Look through the data below. Collect every line where the word "domains" occurs.

──────────────────────────────

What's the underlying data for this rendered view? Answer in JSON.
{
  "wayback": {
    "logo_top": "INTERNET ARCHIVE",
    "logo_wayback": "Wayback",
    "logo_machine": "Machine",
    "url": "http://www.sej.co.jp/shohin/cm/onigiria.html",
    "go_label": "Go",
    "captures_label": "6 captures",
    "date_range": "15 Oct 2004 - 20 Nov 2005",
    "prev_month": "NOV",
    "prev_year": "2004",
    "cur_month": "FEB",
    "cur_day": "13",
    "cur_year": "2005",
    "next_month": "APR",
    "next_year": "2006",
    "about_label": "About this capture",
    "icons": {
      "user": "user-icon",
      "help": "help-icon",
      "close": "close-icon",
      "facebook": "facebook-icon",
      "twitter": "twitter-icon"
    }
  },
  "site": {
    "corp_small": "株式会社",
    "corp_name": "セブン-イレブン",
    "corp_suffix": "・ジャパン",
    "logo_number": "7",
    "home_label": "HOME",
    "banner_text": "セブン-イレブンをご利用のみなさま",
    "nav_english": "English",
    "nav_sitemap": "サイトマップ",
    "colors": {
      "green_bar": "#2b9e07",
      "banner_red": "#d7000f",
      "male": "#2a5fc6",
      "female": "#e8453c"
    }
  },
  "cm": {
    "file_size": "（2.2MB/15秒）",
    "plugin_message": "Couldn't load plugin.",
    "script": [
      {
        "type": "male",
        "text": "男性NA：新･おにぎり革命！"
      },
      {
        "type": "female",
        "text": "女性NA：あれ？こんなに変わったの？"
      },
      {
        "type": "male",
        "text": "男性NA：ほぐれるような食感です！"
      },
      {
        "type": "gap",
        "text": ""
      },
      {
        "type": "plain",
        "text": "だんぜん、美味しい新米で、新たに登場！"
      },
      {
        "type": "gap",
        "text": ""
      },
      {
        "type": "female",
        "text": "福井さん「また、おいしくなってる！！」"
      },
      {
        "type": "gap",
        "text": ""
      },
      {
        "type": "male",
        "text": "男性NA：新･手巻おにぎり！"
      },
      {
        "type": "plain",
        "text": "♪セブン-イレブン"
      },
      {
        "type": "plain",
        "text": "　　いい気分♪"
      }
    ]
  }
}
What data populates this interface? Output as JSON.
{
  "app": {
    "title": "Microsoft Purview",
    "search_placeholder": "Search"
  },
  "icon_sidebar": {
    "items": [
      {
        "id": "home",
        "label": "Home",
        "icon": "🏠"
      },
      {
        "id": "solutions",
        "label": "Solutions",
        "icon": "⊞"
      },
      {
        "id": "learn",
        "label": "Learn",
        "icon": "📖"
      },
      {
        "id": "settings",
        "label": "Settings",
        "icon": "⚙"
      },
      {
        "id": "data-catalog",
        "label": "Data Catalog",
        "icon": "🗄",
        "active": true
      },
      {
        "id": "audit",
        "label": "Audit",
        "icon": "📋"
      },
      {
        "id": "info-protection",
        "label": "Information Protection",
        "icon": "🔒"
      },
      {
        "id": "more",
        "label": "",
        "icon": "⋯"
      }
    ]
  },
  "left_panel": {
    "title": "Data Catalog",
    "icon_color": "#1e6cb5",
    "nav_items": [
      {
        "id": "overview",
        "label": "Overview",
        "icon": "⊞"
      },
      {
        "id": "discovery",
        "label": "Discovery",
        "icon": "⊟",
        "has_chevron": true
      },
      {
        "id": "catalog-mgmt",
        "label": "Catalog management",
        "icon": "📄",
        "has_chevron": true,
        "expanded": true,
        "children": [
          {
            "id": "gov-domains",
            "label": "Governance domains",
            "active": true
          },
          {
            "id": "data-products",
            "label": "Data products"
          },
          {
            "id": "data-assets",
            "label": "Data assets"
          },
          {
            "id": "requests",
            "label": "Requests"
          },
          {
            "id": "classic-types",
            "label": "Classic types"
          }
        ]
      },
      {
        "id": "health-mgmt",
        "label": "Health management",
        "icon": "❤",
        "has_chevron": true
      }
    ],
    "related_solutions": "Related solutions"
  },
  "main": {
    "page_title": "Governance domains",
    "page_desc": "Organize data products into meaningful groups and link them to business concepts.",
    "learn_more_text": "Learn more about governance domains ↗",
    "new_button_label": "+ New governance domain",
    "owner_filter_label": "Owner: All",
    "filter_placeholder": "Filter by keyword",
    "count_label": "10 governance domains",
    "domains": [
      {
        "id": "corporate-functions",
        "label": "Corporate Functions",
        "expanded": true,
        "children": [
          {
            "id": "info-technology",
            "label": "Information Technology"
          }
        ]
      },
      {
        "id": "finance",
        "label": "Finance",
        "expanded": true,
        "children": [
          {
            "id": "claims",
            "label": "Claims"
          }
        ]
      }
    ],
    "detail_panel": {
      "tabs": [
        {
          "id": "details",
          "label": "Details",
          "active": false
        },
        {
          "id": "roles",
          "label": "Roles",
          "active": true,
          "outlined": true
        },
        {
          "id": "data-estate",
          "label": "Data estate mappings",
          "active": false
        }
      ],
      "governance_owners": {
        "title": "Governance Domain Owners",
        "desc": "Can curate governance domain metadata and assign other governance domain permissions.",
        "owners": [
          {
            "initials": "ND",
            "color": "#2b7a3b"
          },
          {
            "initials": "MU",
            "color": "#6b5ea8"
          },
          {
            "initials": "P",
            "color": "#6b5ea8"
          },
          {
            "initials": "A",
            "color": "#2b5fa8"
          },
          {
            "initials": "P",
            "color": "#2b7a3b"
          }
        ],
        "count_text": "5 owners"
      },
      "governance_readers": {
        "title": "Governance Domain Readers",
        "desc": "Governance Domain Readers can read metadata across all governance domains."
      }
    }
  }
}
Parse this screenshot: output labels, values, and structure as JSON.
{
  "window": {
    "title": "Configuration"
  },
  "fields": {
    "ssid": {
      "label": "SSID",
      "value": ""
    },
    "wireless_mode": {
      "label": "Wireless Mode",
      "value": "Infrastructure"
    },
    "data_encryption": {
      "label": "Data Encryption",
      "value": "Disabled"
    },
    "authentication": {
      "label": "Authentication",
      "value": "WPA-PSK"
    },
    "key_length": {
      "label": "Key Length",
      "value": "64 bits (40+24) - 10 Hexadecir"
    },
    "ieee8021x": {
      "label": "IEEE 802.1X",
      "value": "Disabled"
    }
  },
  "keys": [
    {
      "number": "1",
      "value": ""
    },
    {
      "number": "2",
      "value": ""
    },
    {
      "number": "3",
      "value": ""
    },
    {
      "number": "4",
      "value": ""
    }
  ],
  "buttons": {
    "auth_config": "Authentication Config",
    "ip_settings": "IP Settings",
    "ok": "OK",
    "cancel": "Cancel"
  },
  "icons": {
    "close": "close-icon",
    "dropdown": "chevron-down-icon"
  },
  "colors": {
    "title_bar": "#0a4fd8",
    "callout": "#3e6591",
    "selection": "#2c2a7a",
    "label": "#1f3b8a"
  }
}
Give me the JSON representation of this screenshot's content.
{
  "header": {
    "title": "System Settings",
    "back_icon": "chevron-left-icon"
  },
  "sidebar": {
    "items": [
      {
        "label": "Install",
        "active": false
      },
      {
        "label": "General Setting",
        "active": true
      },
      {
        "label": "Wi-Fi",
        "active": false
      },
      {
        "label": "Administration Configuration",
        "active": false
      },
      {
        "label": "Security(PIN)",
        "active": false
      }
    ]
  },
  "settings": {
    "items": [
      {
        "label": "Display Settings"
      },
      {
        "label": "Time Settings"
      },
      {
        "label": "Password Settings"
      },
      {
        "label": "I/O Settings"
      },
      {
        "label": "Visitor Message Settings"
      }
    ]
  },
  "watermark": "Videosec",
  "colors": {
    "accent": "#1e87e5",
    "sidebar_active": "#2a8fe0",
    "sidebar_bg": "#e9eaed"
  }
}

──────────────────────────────

■ Written solution
            "id": "gov-domains",
            "label": "Governance domains",
    "page_title": "Governance domains",
    "learn_more_text": "Learn more about governance domains ↗",
    "count_label": "10 governance domains",
    "domains": [
        "desc": "Governance Domain Readers can read metadata across all governance domains."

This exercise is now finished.